While the executioner was making ready to impale the tailor, the sultan of Casgar, wanting the company of his crooked jester, asked where he was; and one of his officers told him; "The hunch- back, Sir, whom you inquire after, got drunk last night, and contrary to his custom slipped out of the palace, and went strolling about the city, and this morning was found dead. A man was brought before the chief justice, and charged with the murder of him; but when he was going to be impaled, up came a man, and after him another, who took the charge upon themselves and cleared one another, and the judge is now examining a third, who gives himself out for the real author of the murder."
Upon this intelligence the sultan of Casgar sent an officer to the place of execution. "Go," said he, "with all expedition, and tell the judge to bring the accused persons before me immediately and bring also the corpse of poor hunch-back, that I may see him once more." Accordingly the officer went, and happened to arrive at the place of execution at the very time that the executioner had laid his hands upon the tailor. He called aloud to him to suspend the execution. The executioner knowing the officer, did not dare to proceed, but released the tailor; and then the officer acquainted the judge with the sultan's pleasure. The judge obeyed, and went directly to the palace accompanied by the tailor, the Jewish doctor, and the Christian merchant; and made four of his men carry the hunch-backed corpse along with him.

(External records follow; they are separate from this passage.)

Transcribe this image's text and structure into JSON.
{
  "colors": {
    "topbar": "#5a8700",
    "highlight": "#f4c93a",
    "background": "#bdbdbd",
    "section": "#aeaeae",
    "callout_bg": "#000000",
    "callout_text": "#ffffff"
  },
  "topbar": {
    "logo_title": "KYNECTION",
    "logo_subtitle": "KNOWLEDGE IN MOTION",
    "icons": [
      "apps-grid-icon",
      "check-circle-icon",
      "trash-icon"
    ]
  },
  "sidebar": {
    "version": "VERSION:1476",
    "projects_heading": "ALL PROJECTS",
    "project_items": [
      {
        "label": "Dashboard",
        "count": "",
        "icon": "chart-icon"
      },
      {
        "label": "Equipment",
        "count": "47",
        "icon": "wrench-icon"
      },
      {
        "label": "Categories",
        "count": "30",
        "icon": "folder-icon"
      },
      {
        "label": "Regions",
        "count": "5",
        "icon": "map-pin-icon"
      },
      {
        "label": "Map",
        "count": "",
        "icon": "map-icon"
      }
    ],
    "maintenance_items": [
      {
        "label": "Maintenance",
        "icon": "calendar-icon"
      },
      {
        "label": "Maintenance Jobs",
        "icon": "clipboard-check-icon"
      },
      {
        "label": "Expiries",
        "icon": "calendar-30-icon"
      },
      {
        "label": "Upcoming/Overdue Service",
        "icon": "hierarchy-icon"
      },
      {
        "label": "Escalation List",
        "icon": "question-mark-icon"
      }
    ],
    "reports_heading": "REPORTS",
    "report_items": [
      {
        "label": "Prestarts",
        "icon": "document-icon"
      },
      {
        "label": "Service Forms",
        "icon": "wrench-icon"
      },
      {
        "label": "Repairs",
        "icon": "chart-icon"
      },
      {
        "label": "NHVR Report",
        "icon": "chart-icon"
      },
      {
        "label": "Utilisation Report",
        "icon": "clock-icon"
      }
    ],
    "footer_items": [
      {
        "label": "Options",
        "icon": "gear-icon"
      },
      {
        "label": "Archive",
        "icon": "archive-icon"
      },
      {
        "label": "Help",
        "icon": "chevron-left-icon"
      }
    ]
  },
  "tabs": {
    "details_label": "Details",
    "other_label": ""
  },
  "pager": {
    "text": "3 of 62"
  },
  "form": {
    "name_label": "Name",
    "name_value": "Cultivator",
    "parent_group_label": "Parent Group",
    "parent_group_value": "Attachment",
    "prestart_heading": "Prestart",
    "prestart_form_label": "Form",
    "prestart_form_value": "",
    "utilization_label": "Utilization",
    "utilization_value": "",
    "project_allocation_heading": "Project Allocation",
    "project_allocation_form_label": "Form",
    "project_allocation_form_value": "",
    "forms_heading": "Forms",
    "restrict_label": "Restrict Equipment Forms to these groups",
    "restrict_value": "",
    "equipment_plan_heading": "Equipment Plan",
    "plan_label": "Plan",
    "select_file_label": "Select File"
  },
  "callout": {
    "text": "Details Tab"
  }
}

When they appeared in the sultan's presence, the judge threw himself at the prince's feet and after recovering himself, gave him a faithful relation of what he knew of the story of the hunch-backed man. The story appeared so extraordinary to the sultan, that he ordered his own historian to write it down with all its circumstances. Then addressing himself to the audience; "Did you ever hear," said he, "such a surprising event as has happened on the account of my little crooked buffoon?" The Christian merchant, after falling down, and touching the earth with his forehead, spoke as follows: "Most puissant monarch, I know a story yet more astonishing than this; if your majesty will give me leave, I will relate it. The circumstances are such, that no one can hear them without emotion." "Well," said the sultan, "you have my permission:" and the merchant went on as follows:

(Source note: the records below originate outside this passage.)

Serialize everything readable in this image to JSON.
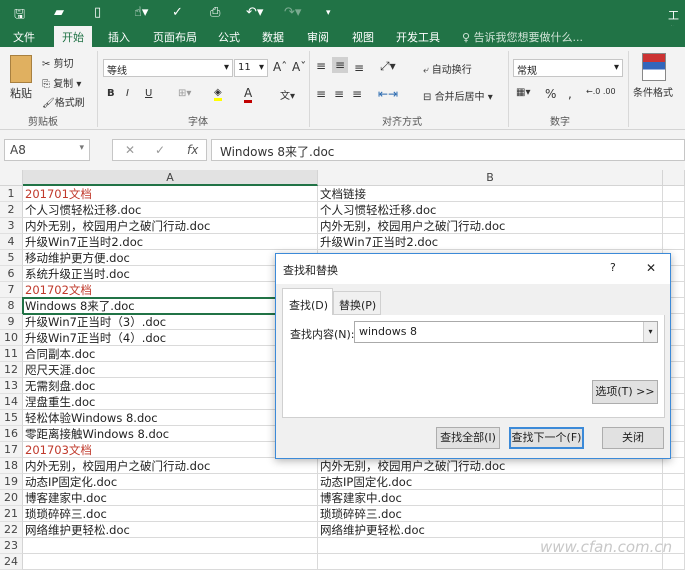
{
  "title_partial": "工作",
  "qat": {
    "icons": [
      "save-icon",
      "open-icon",
      "new-icon",
      "touch-mode-icon",
      "spell-icon",
      "print-preview-icon",
      "undo-icon",
      "redo-icon",
      "customize-icon"
    ]
  },
  "tabs": [
    "文件",
    "开始",
    "插入",
    "页面布局",
    "公式",
    "数据",
    "审阅",
    "视图",
    "开发工具"
  ],
  "active_tab": "开始",
  "tell_me": "告诉我您想要做什么...",
  "ribbon": {
    "clipboard": {
      "paste": "粘贴",
      "cut": "剪切",
      "copy": "复制",
      "format_painter": "格式刷",
      "label": "剪贴板"
    },
    "font": {
      "name": "等线",
      "size": "11",
      "bold": "B",
      "italic": "I",
      "underline": "U",
      "label": "字体",
      "accent_fill": "#ffff00",
      "accent_font": "#c00000"
    },
    "alignment": {
      "wrap": "自动换行",
      "merge": "合并后居中",
      "label": "对齐方式"
    },
    "number": {
      "format": "常规",
      "percent": "%",
      "comma": ",",
      "label": "数字"
    },
    "styles": {
      "conditional": "条件格式"
    }
  },
  "formula_bar": {
    "name_box": "A8",
    "fx": "fx",
    "value": "Windows 8来了.doc"
  },
  "columns": [
    "A",
    "B"
  ],
  "rows": [
    {
      "n": "1",
      "a": "201701文档",
      "b": "文档链接",
      "red": true
    },
    {
      "n": "2",
      "a": "个人习惯轻松迁移.doc",
      "b": "个人习惯轻松迁移.doc"
    },
    {
      "n": "3",
      "a": "内外无别，校园用户之破门行动.doc",
      "b": "内外无别，校园用户之破门行动.doc"
    },
    {
      "n": "4",
      "a": "升级Win7正当时2.doc",
      "b": "升级Win7正当时2.doc"
    },
    {
      "n": "5",
      "a": "移动维护更方便.doc",
      "b": ""
    },
    {
      "n": "6",
      "a": "系统升级正当时.doc",
      "b": ""
    },
    {
      "n": "7",
      "a": "201702文档",
      "b": "",
      "red": true
    },
    {
      "n": "8",
      "a": "Windows 8来了.doc",
      "b": "",
      "selected": true
    },
    {
      "n": "9",
      "a": "升级Win7正当时（3）.doc",
      "b": ""
    },
    {
      "n": "10",
      "a": "升级Win7正当时（4）.doc",
      "b": ""
    },
    {
      "n": "11",
      "a": "合同副本.doc",
      "b": ""
    },
    {
      "n": "12",
      "a": "咫尺天涯.doc",
      "b": ""
    },
    {
      "n": "13",
      "a": "无需刻盘.doc",
      "b": ""
    },
    {
      "n": "14",
      "a": "涅盘重生.doc",
      "b": ""
    },
    {
      "n": "15",
      "a": "轻松体验Windows 8.doc",
      "b": ""
    },
    {
      "n": "16",
      "a": "零距离接触Windows 8.doc",
      "b": ""
    },
    {
      "n": "17",
      "a": "201703文档",
      "b": "",
      "red": true
    },
    {
      "n": "18",
      "a": "内外无别，校园用户之破门行动.doc",
      "b": "内外无别，校园用户之破门行动.doc"
    },
    {
      "n": "19",
      "a": "动态IP固定化.doc",
      "b": "动态IP固定化.doc"
    },
    {
      "n": "20",
      "a": "博客建家中.doc",
      "b": "博客建家中.doc"
    },
    {
      "n": "21",
      "a": "琐琐碎碎三.doc",
      "b": "琐琐碎碎三.doc"
    },
    {
      "n": "22",
      "a": "网络维护更轻松.doc",
      "b": "网络维护更轻松.doc"
    },
    {
      "n": "23",
      "a": "",
      "b": ""
    },
    {
      "n": "24",
      "a": "",
      "b": ""
    }
  ],
  "dialog": {
    "title": "查找和替换",
    "help": "?",
    "close": "✕",
    "tabs": [
      "查找(D)",
      "替换(P)"
    ],
    "find_label": "查找内容(N):",
    "find_value": "windows 8",
    "options": "选项(T) >>",
    "find_all": "查找全部(I)",
    "find_next": "查找下一个(F)",
    "close_btn": "关闭"
  },
  "watermark": "www.cfan.com.cn"
}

[Go to The Story Told By the Christian Merchant]
Scott, Jonathan (1754-1829). The Arabian Nights Entertainments. London: Pickering and Chatto, 1890. 4 Volumes. Project Gutenberg.

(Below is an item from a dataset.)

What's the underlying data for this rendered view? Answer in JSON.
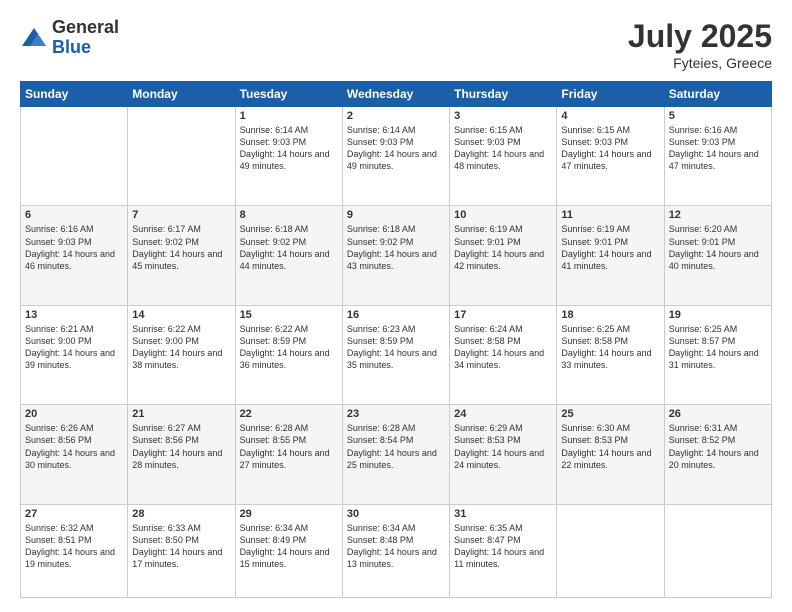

1001 Nights Hypertext. Laura Gibbs, Ph.D. This website is licensed under a Creative Commons License. The texts presented here are in the public domain. Thanks to Gene Perry for his excellent help in preparing the texts for the web. Page last updated: January 1, 2005 10:46 PM